Purchase this article with an account.
E. Uchiyama, J.D. Aronowicz, W. Shine, J.P. McCulley; Relationship Between Vital Staining and Tear Parameters in Patients With KCS . Invest. Ophthalmol. Vis. Sci. 2005;46(13):4476.
Download citation file:
© ARVO (1962-2015); The Authors (2016-present)
Purpose: To correlate the degree of vital staining (VS) with aqueous tear volume and dynamics in patients with apparent aqueous deficient dry eye, Keratoconjuntivitis Sicca (KCS). Methods: Twenty–two patients, 9 males and 13 females, mean age 60 years with a diagnosis of aqueous deficient dry eyes, i.e., KCS, based on clinical appearance including interpaprebral fissure vital staining with lissamine green (LG) and graded by van Bjisterveld scale were enrolled. LGS was graded two to four minutes after installation of the drop. Tear volume (TV), tear flow (TF), and tear turnover (TO) was determined using a Fluorotron fluorophotometer. Schirmer testing without anesthetic was done in a closed eye–setting.

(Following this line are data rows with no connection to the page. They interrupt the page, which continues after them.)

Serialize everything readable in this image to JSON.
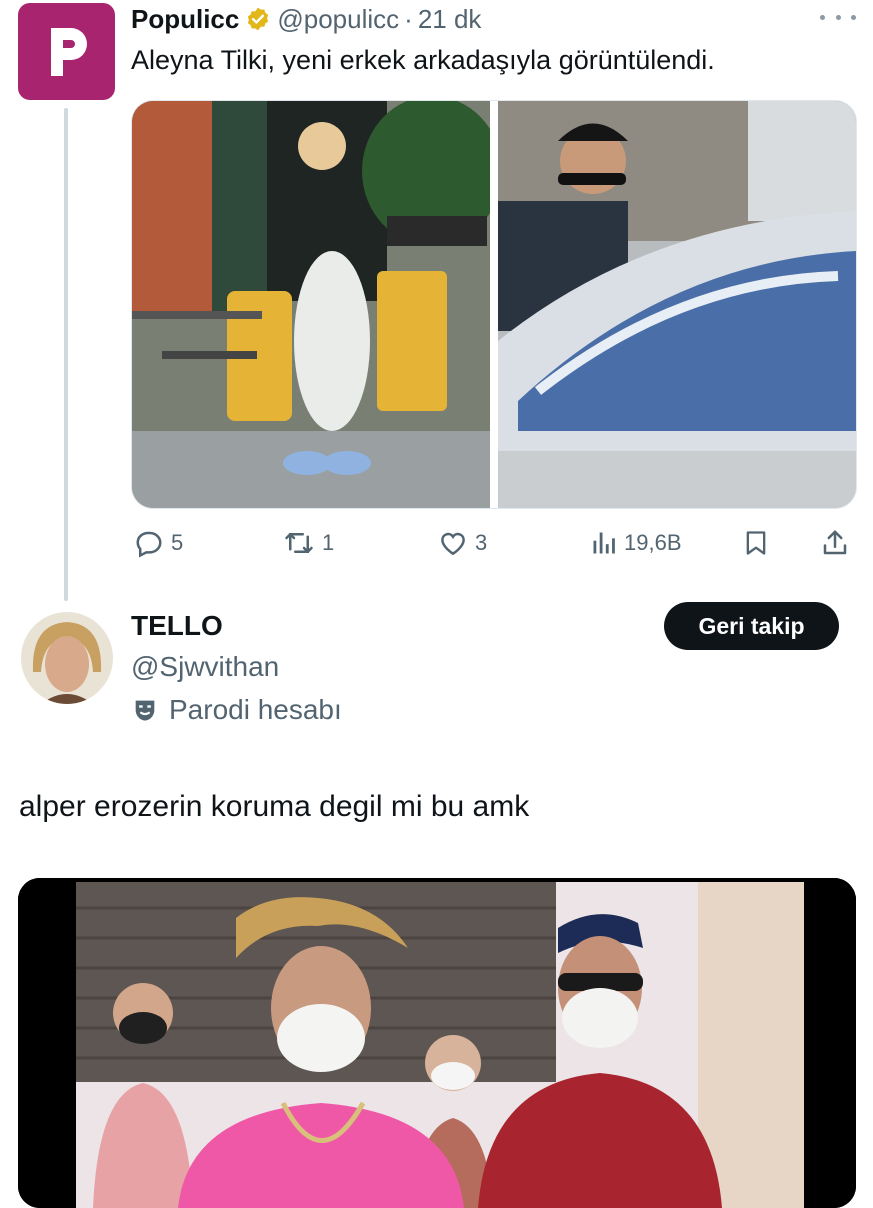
{
  "parent_tweet": {
    "author_name": "Populicc",
    "handle": "@populicc",
    "separator": "·",
    "time": "21 dk",
    "text": "Aleyna Tilki, yeni erkek arkadaşıyla görüntülendi.",
    "avatar_letter": "P",
    "avatar_color": "#a9246f",
    "verified_badge": "gold-verified-icon",
    "actions": {
      "replies": "5",
      "retweets": "1",
      "likes": "3",
      "views": "19,6B"
    }
  },
  "reply": {
    "author_name": "TELLO",
    "handle": "@Sjwvithan",
    "parody_label": "Parodi hesabı",
    "follow_button": "Geri takip",
    "text": "alper erozerin koruma degil mi bu amk"
  },
  "colors": {
    "text_primary": "#0f1419",
    "text_secondary": "#536471",
    "thread_line": "#cfd9de",
    "verified_gold": "#e2b719"
  }
}
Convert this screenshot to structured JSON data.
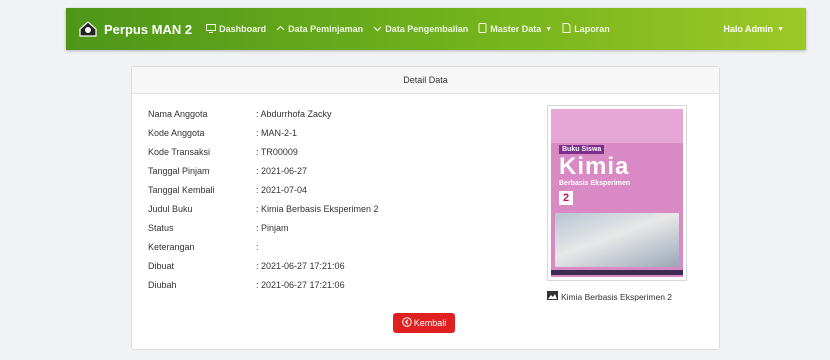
{
  "brand": {
    "name": "Perpus MAN 2"
  },
  "nav": {
    "items": [
      {
        "label": "Dashboard",
        "icon": "monitor-icon"
      },
      {
        "label": "Data Peminjaman",
        "icon": "chevron-up-icon"
      },
      {
        "label": "Data Pengembalian",
        "icon": "chevron-down-icon"
      },
      {
        "label": "Master Data",
        "icon": "book-icon"
      },
      {
        "label": "Laporan",
        "icon": "document-icon"
      }
    ],
    "user": "Halo Admin"
  },
  "card": {
    "header": "Detail Data",
    "rows": [
      {
        "label": "Nama Anggota",
        "value": ": Abdurrhofa Zacky"
      },
      {
        "label": "Kode Anggota",
        "value": ": MAN-2-1"
      },
      {
        "label": "Kode Transaksi",
        "value": ": TR00009"
      },
      {
        "label": "Tanggal Pinjam",
        "value": ": 2021-06-27"
      },
      {
        "label": "Tanggal Kembali",
        "value": ": 2021-07-04"
      },
      {
        "label": "Judul Buku",
        "value": ": Kimia Berbasis Eksperimen 2"
      },
      {
        "label": "Status",
        "value": ": Pinjam"
      },
      {
        "label": "Keterangan",
        "value": ":"
      },
      {
        "label": "Dibuat",
        "value": ": 2021-06-27 17:21:06"
      },
      {
        "label": "Diubah",
        "value": ": 2021-06-27 17:21:06"
      }
    ],
    "book_cover": {
      "badge": "Buku Siswa",
      "title": "Kimia",
      "subtitle": "Berbasis Eksperimen",
      "volume": "2"
    },
    "book_caption": "Kimia Berbasis Eksperimen 2",
    "back_button": "Kembali"
  },
  "colors": {
    "navbar_start": "#4d9618",
    "navbar_end": "#9cc925",
    "danger": "#e02020"
  }
}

Aqueous tear evaporation was determined with a custom made evaporimeter. Meibomian gland dropout was determined by infrared meibography. Results: No patient in this study had only medial or temporal bulbar conjunctival or corneal staining alone. Patients had either medial and temporal bulbar staining alone (Group A) or in association with corneal staining (Group B). Group A vs Group B results were as follows: VS: 3.5 ± 1.38 vs. 6.38 ± 1.93, P < 0.001; TO: 0.12 ± 0.07 µl/min vs. 0.11 ± 0.03 µl/min, P = 0.998; TV: 1.66 ± 0.75 µl vs. 1.45 ± 1.05 µl, P = 0.517; TF: 0.18 ± 0.12 vs. 0.26 ± 0.22, P = 0.619; Schirmer : 18.13 ± 8.79 mm vs. 6 ± 5.8 mm, P < 0.001, EV: 6.08 ± 2.42 g/cm2/s (x10–7) vs. 4.33 ± 1.1 g/cm2/s (x10–7), P = 0.053; DO : 43.9 ± 20.94 % vs. 42.6 ± 30.80 %, P = 0.887 Conclusions: Patients with VS involving the cornea as well as medial and temporal bulbar conjunctiva had a statistically significant lower Schirmer’s value but only a trend toward decreased tear volume and turnover with a slight increase in tear flow. There was a slight decrease in tear evaporative rate with the apparently more severe dry eye condition. There was no difference in meibomian gland dropout. Degree of ocular surface staining correlates with severity of dry eye. Fluorophotometry, evaporometry, and meibography appear to be useful tests for clinical investigation.
This PDF is available to Subscribers Only